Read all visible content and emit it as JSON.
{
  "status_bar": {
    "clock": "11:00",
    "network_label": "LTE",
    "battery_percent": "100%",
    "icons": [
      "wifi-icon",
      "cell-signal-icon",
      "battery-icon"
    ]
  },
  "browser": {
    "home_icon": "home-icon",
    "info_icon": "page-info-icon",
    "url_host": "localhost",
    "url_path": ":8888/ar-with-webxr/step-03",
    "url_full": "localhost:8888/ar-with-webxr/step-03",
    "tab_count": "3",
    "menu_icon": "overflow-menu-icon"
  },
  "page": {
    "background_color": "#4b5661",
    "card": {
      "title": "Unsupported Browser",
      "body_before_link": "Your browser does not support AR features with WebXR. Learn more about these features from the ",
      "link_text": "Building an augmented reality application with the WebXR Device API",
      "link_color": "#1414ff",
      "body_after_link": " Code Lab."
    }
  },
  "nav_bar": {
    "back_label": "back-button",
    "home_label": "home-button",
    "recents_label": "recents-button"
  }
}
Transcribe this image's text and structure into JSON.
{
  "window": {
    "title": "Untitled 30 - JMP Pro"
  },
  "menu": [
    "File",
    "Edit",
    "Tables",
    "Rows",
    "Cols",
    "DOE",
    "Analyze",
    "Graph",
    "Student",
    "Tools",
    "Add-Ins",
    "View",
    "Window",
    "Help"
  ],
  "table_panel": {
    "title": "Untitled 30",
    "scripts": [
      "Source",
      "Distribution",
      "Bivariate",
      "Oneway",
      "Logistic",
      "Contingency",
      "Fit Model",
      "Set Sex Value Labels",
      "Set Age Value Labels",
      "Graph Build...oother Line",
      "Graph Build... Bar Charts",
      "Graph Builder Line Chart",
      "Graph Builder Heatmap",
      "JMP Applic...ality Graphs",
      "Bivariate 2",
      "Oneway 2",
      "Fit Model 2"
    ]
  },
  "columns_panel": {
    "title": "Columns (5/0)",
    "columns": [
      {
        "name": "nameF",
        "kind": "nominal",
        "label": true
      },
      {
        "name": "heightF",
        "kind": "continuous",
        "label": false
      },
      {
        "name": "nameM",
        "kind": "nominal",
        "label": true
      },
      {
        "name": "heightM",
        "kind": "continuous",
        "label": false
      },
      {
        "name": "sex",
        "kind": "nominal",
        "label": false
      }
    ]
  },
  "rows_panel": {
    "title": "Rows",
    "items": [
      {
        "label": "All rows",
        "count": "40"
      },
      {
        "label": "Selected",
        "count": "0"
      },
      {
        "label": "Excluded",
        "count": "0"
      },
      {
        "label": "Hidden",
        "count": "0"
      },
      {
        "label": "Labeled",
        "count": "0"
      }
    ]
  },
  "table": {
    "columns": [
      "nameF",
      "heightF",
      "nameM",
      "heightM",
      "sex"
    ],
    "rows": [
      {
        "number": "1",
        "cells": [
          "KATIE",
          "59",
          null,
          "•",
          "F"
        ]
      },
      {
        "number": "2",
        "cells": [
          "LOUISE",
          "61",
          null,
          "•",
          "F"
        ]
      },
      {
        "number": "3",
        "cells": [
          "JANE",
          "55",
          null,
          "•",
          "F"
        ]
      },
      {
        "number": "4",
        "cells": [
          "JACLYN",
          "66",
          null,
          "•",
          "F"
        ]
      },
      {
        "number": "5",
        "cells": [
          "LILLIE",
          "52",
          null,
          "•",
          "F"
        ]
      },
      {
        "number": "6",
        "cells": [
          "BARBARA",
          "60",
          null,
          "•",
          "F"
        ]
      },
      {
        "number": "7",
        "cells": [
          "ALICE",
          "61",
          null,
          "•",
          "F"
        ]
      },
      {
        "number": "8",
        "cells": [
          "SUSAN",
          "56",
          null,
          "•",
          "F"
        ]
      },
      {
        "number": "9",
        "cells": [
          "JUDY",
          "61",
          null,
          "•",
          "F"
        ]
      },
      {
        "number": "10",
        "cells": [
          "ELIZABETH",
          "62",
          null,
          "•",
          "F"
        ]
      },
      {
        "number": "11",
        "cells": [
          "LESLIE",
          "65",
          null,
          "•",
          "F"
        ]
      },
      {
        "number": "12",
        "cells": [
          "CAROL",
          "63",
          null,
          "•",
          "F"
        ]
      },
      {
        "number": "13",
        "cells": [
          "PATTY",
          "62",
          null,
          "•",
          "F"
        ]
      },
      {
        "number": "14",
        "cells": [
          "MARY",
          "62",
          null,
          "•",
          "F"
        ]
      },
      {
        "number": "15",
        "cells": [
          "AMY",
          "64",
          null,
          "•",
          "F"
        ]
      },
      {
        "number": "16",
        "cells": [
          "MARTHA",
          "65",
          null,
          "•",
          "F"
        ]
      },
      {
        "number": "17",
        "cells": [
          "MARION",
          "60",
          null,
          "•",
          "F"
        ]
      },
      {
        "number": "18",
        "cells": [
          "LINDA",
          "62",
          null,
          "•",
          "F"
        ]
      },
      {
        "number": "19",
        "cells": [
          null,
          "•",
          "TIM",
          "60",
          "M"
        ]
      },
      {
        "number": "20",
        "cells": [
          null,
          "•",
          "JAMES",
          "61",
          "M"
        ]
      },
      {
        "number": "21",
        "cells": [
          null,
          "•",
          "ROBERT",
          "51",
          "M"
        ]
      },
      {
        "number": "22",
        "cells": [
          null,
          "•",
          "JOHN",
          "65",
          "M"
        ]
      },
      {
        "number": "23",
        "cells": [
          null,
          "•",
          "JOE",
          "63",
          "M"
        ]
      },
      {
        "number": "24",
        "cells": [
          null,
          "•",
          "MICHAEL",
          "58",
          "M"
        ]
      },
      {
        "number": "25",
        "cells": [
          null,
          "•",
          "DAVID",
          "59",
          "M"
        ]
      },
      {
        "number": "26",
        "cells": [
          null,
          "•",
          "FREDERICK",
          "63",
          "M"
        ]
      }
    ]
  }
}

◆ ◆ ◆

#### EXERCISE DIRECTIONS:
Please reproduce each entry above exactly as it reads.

#### FINAL ANSWER:
Read all visible content and emit it as JSON.
{
  "status_bar": {
    "clock": "11:00",
    "network_label": "LTE",
    "battery_percent": "100%",
    "icons": [
      "wifi-icon",
      "cell-signal-icon",
      "battery-icon"
    ]
  },
  "browser": {
    "home_icon": "home-icon",
    "info_icon": "page-info-icon",
    "url_host": "localhost",
    "url_path": ":8888/ar-with-webxr/step-03",
    "url_full": "localhost:8888/ar-with-webxr/step-03",
    "tab_count": "3",
    "menu_icon": "overflow-menu-icon"
  },
  "page": {
    "background_color": "#4b5661",
    "card": {
      "title": "Unsupported Browser",
      "body_before_link": "Your browser does not support AR features with WebXR. Learn more about these features from the ",
      "link_text": "Building an augmented reality application with the WebXR Device API",
      "link_color": "#1414ff",
      "body_after_link": " Code Lab."
    }
  },
  "nav_bar": {
    "back_label": "back-button",
    "home_label": "home-button",
    "recents_label": "recents-button"
  }
}
Transcribe this image's text and structure into JSON.
{
  "window": {
    "title": "Untitled 30 - JMP Pro"
  },
  "menu": [
    "File",
    "Edit",
    "Tables",
    "Rows",
    "Cols",
    "DOE",
    "Analyze",
    "Graph",
    "Student",
    "Tools",
    "Add-Ins",
    "View",
    "Window",
    "Help"
  ],
  "table_panel": {
    "title": "Untitled 30",
    "scripts": [
      "Source",
      "Distribution",
      "Bivariate",
      "Oneway",
      "Logistic",
      "Contingency",
      "Fit Model",
      "Set Sex Value Labels",
      "Set Age Value Labels",
      "Graph Build...oother Line",
      "Graph Build... Bar Charts",
      "Graph Builder Line Chart",
      "Graph Builder Heatmap",
      "JMP Applic...ality Graphs",
      "Bivariate 2",
      "Oneway 2",
      "Fit Model 2"
    ]
  },
  "columns_panel": {
    "title": "Columns (5/0)",
    "columns": [
      {
        "name": "nameF",
        "kind": "nominal",
        "label": true
      },
      {
        "name": "heightF",
        "kind": "continuous",
        "label": false
      },
      {
        "name": "nameM",
        "kind": "nominal",
        "label": true
      },
      {
        "name": "heightM",
        "kind": "continuous",
        "label": false
      },
      {
        "name": "sex",
        "kind": "nominal",
        "label": false
      }
    ]
  },
  "rows_panel": {
    "title": "Rows",
    "items": [
      {
        "label": "All rows",
        "count": "40"
      },
      {
        "label": "Selected",
        "count": "0"
      },
      {
        "label": "Excluded",
        "count": "0"
      },
      {
        "label": "Hidden",
        "count": "0"
      },
      {
        "label": "Labeled",
        "count": "0"
      }
    ]
  },
  "table": {
    "columns": [
      "nameF",
      "heightF",
      "nameM",
      "heightM",
      "sex"
    ],
    "rows": [
      {
        "number": "1",
        "cells": [
          "KATIE",
          "59",
          null,
          "•",
          "F"
        ]
      },
      {
        "number": "2",
        "cells": [
          "LOUISE",
          "61",
          null,
          "•",
          "F"
        ]
      },
      {
        "number": "3",
        "cells": [
          "JANE",
          "55",
          null,
          "•",
          "F"
        ]
      },
      {
        "number": "4",
        "cells": [
          "JACLYN",
          "66",
          null,
          "•",
          "F"
        ]
      },
      {
        "number": "5",
        "cells": [
          "LILLIE",
          "52",
          null,
          "•",
          "F"
        ]
      },
      {
        "number": "6",
        "cells": [
          "BARBARA",
          "60",
          null,
          "•",
          "F"
        ]
      },
      {
        "number": "7",
        "cells": [
          "ALICE",
          "61",
          null,
          "•",
          "F"
        ]
      },
      {
        "number": "8",
        "cells": [
          "SUSAN",
          "56",
          null,
          "•",
          "F"
        ]
      },
      {
        "number": "9",
        "cells": [
          "JUDY",
          "61",
          null,
          "•",
          "F"
        ]
      },
      {
        "number": "10",
        "cells": [
          "ELIZABETH",
          "62",
          null,
          "•",
          "F"
        ]
      },
      {
        "number": "11",
        "cells": [
          "LESLIE",
          "65",
          null,
          "•",
          "F"
        ]
      },
      {
        "number": "12",
        "cells": [
          "CAROL",
          "63",
          null,
          "•",
          "F"
        ]
      },
      {
        "number": "13",
        "cells": [
          "PATTY",
          "62",
          null,
          "•",
          "F"
        ]
      },
      {
        "number": "14",
        "cells": [
          "MARY",
          "62",
          null,
          "•",
          "F"
        ]
      },
      {
        "number": "15",
        "cells": [
          "AMY",
          "64",
          null,
          "•",
          "F"
        ]
      },
      {
        "number": "16",
        "cells": [
          "MARTHA",
          "65",
          null,
          "•",
          "F"
        ]
      },
      {
        "number": "17",
        "cells": [
          "MARION",
          "60",
          null,
          "•",
          "F"
        ]
      },
      {
        "number": "18",
        "cells": [
          "LINDA",
          "62",
          null,
          "•",
          "F"
        ]
      },
      {
        "number": "19",
        "cells": [
          null,
          "•",
          "TIM",
          "60",
          "M"
        ]
      },
      {
        "number": "20",
        "cells": [
          null,
          "•",
          "JAMES",
          "61",
          "M"
        ]
      },
      {
        "number": "21",
        "cells": [
          null,
          "•",
          "ROBERT",
          "51",
          "M"
        ]
      },
      {
        "number": "22",
        "cells": [
          null,
          "•",
          "JOHN",
          "65",
          "M"
        ]
      },
      {
        "number": "23",
        "cells": [
          null,
          "•",
          "JOE",
          "63",
          "M"
        ]
      },
      {
        "number": "24",
        "cells": [
          null,
          "•",
          "MICHAEL",
          "58",
          "M"
        ]
      },
      {
        "number": "25",
        "cells": [
          null,
          "•",
          "DAVID",
          "59",
          "M"
        ]
      },
      {
        "number": "26",
        "cells": [
          null,
          "•",
          "FREDERICK",
          "63",
          "M"
        ]
      }
    ]
  }
}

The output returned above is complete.